What can multinational companies do about it?
Imagine a company that does not have any climate mitigation plans and continues with business as usual. In our Sustainable Logistics Roadmap training we discuss four different negative stakeholder impacts this kind of company will face:
1. Customers and consumers demand sustainable production and products: We know that end-consumers of products value climate sustainability. According to Unilever, 70% of its turnover growth is from sustainable products. A company which turns its back on sustainability loses out to competitors. It’s buying into a failing model that will damage its brand leading to a vicious circle, spiraling down to decline.
2. Government legislation will soon include climate change as a key driver: France was one of the first countries to legislate for businesses to take climate change seriously. Since July 2010, French companies with more than 500 employees must report their GHG emissions.
Now the rest of Europe is following France’s lead. The EU Green Deal sets a net zero emission target by 2050 for the entire EU. Companies which do not set a zero-emission target for 2050 are already behind the curve.
3. Access to finance and insurance will get difficult: Investors are putting more pressure on companies to act on climate change. For example, Institutional Investors Group on Climate Change (IIGCC) is a group of asset management companies with €33tn in assets under management that are committed to reducing emissions.
Other important investors collaborations on climate change are CDP (SFC partners with CDP to increase logistics emissions disclosure), Partnership for Carbon Accounting Financials (PCAF), Task Force on Climate related Disclosure (TCFD) and the activist shareholder organization Follow this.
Not only are more organizations than ever advocating for climate change to be included as an investment indicator, but we also know that access to finance and insurance will get more and more difficult for companies operating in risky geographical regions or markets.

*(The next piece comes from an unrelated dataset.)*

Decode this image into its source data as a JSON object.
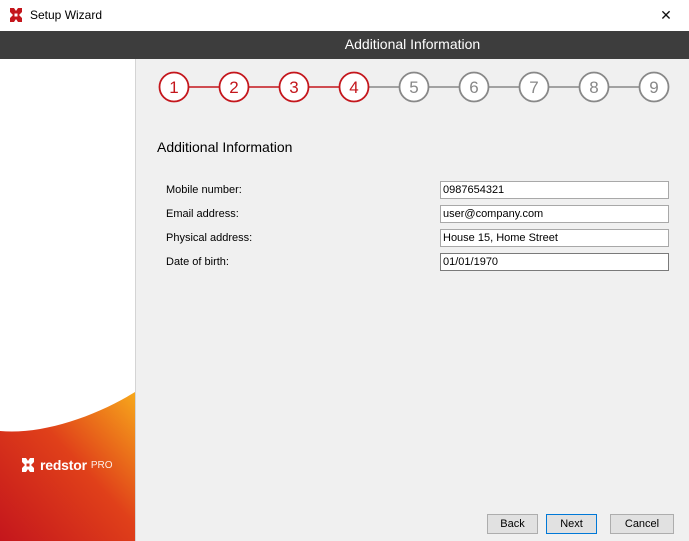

For example, if you are in the Californian bush fire region, insurance for retail properties is more expensive than in mid-west Ohio. And for house buyers in Amsterdam, it’s more difficult to get a mortgage on an old property than on a new energy-efficient apartment. In the long term, climate risk will play a larger part in financing business investments.
4. Attracting staff will become difficult for climate-sceptic companies: In many companies, employees are demanding action on climate change. An example that received a lot of news coverage in 2019 is the Amazon employees, who walked out to demand bolder climate action. In response Amazon strengthened its climate pledge.
Climate change is important for all workers, not just staff of big corporates. A 2020 study by Peakon, found an 85% increase in employee comments about how environmental challenges are important to them. The bottom line is that companies which don’t prioritize sustainability may soon find it difficult to recruit and retain the best staff.
Climate mitigation is smart for business
So where do you start with a corporate Sustainable Logistics Roadmap? Based on the Smart Freight Leadership approach we developed with our Advisory Council, we designed 4 steps for companies to develop their own roadmap:
- Report credible emissions with the GLEC Framework: the global method for calculating and reporting logistics emissions.
- Set targets that are science based: setting Science-Based Targets (SBTi) means that a company is in line with the Paris Agreement of staying within a 2 degrees and ideally 1.5 degrees scenario.
- Reduce emissions by implementing solutions as a buyer or supplier.
- Collaborate and advocate with others, because you can’t do it on your own!
The next step would be to develop a roadmap to get to net zero emissions that makes sense. As we demonstrated with our leadership stories, reductions in logistics GHG emissions leads to cost reductions. It is often the companies that include sustainability in their business model that survive!
My call to action? Start bothering about climate change, including for your outsourced freight transportation by developing a Sustainable Logistics Roadmap.
Photo credits: banner NASA EO Images
Other images sourced from Unsplash